> Exercise description
Report each line of the listing that carries the word "Processos".

::: Entries shown

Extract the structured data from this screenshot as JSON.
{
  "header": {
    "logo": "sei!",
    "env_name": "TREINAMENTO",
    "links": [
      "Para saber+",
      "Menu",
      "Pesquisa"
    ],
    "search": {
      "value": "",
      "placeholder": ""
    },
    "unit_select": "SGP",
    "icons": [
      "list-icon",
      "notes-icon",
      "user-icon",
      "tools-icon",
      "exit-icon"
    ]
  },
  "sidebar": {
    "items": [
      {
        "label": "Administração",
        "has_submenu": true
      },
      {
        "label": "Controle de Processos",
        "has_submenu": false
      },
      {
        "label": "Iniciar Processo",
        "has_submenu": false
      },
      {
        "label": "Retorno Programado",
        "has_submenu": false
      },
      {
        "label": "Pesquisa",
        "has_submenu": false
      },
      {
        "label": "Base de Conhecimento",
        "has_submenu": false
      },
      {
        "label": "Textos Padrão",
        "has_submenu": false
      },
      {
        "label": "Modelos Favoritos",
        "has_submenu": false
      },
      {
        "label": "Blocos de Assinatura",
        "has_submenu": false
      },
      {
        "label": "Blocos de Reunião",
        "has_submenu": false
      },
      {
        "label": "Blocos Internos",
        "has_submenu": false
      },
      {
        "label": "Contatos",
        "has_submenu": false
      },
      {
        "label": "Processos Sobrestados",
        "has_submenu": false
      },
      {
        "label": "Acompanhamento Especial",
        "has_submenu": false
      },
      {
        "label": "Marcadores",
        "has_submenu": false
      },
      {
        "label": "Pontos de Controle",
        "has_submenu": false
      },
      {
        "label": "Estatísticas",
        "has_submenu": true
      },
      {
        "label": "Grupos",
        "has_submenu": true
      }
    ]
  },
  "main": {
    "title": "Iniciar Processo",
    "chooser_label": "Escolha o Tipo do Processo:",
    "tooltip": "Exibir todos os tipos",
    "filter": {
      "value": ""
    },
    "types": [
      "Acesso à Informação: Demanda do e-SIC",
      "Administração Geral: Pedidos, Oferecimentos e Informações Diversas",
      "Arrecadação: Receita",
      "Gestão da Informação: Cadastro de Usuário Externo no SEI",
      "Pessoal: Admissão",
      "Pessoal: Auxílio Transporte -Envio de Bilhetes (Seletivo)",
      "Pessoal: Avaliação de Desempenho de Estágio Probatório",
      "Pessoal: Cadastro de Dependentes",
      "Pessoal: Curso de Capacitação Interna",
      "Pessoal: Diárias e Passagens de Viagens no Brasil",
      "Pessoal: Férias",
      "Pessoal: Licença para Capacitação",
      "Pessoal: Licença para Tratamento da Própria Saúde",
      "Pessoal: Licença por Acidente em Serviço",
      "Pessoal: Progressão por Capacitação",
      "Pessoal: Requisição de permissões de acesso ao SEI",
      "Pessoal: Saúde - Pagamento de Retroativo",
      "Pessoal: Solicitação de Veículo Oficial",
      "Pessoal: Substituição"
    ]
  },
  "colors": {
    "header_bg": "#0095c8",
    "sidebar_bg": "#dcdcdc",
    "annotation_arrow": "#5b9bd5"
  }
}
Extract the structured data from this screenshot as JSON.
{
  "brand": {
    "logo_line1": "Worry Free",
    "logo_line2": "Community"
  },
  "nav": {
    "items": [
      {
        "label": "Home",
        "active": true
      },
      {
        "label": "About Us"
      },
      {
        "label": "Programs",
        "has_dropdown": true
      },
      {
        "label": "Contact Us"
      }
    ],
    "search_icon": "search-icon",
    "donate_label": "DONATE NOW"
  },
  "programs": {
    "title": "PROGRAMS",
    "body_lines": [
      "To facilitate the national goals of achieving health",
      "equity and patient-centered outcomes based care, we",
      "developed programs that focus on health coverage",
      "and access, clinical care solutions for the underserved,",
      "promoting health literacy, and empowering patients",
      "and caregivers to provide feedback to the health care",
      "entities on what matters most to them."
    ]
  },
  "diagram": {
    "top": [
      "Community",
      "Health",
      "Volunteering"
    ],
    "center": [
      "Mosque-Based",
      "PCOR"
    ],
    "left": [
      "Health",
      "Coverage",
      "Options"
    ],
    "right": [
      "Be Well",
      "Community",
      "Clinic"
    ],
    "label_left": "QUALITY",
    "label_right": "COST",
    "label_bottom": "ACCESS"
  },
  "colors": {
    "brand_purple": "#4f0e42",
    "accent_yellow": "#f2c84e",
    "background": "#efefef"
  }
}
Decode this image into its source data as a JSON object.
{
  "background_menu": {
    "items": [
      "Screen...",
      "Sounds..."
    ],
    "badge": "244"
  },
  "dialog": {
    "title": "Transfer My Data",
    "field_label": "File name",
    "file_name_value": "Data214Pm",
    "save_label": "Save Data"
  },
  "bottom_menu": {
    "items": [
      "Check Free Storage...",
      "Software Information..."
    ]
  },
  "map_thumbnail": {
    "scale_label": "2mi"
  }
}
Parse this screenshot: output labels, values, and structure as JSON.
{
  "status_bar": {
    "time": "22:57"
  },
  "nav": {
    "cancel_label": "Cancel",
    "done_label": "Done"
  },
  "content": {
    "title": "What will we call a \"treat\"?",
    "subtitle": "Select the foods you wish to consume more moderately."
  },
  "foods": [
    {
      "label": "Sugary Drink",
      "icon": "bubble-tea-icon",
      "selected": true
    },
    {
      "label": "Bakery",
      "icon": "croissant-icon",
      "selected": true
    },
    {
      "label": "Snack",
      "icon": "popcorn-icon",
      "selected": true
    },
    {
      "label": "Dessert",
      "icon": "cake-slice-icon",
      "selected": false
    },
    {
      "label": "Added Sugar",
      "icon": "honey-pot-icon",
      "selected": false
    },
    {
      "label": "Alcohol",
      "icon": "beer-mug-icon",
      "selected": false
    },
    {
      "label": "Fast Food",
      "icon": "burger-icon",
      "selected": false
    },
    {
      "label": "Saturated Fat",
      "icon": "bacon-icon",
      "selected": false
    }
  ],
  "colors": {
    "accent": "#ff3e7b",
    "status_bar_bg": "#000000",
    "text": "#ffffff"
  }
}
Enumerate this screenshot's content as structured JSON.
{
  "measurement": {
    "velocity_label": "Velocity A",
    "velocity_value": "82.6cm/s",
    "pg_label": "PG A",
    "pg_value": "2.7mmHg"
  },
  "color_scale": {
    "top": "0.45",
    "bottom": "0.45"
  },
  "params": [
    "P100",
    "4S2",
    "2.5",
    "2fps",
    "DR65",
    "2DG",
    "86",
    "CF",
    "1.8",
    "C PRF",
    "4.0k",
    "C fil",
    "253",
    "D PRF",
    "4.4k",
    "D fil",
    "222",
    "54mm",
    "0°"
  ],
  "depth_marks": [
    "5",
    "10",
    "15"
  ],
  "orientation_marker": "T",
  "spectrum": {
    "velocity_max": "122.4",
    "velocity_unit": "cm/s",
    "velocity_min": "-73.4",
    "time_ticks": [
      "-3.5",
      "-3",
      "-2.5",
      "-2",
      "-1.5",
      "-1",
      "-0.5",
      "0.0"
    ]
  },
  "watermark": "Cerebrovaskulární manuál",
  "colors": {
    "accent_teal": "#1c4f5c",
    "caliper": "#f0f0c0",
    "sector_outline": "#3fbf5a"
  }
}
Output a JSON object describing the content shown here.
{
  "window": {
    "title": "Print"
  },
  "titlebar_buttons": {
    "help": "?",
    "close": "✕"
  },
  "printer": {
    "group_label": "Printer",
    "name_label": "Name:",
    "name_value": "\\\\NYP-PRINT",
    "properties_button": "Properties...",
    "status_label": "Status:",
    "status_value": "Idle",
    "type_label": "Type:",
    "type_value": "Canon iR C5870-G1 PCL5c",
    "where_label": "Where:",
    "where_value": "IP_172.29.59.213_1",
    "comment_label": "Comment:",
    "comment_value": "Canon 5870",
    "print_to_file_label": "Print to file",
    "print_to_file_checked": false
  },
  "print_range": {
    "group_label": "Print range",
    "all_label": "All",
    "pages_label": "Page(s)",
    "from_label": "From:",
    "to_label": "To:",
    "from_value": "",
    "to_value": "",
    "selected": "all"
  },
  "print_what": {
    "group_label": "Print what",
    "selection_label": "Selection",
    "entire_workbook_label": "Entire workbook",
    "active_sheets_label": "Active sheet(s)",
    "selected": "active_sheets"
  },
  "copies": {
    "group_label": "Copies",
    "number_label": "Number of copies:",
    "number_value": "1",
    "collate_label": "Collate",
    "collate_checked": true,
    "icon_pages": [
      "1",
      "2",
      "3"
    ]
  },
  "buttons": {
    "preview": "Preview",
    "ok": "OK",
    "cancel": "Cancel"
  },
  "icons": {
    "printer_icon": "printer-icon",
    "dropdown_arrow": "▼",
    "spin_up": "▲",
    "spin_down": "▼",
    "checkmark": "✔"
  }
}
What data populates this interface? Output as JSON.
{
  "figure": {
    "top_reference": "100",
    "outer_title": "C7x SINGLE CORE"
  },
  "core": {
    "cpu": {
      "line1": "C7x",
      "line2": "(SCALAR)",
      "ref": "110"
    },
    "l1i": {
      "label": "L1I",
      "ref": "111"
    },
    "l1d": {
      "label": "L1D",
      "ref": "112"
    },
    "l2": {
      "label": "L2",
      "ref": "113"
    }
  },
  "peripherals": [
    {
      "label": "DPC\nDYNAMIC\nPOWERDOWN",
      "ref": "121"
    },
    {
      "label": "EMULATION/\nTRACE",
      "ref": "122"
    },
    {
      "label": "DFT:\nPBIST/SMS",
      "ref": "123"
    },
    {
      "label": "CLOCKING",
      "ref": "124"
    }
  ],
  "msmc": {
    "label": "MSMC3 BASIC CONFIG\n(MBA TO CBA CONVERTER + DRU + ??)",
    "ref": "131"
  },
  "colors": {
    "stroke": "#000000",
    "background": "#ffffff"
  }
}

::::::

> Written response
        "label": "Controle de Processos",
        "label": "Processos Sobrestados",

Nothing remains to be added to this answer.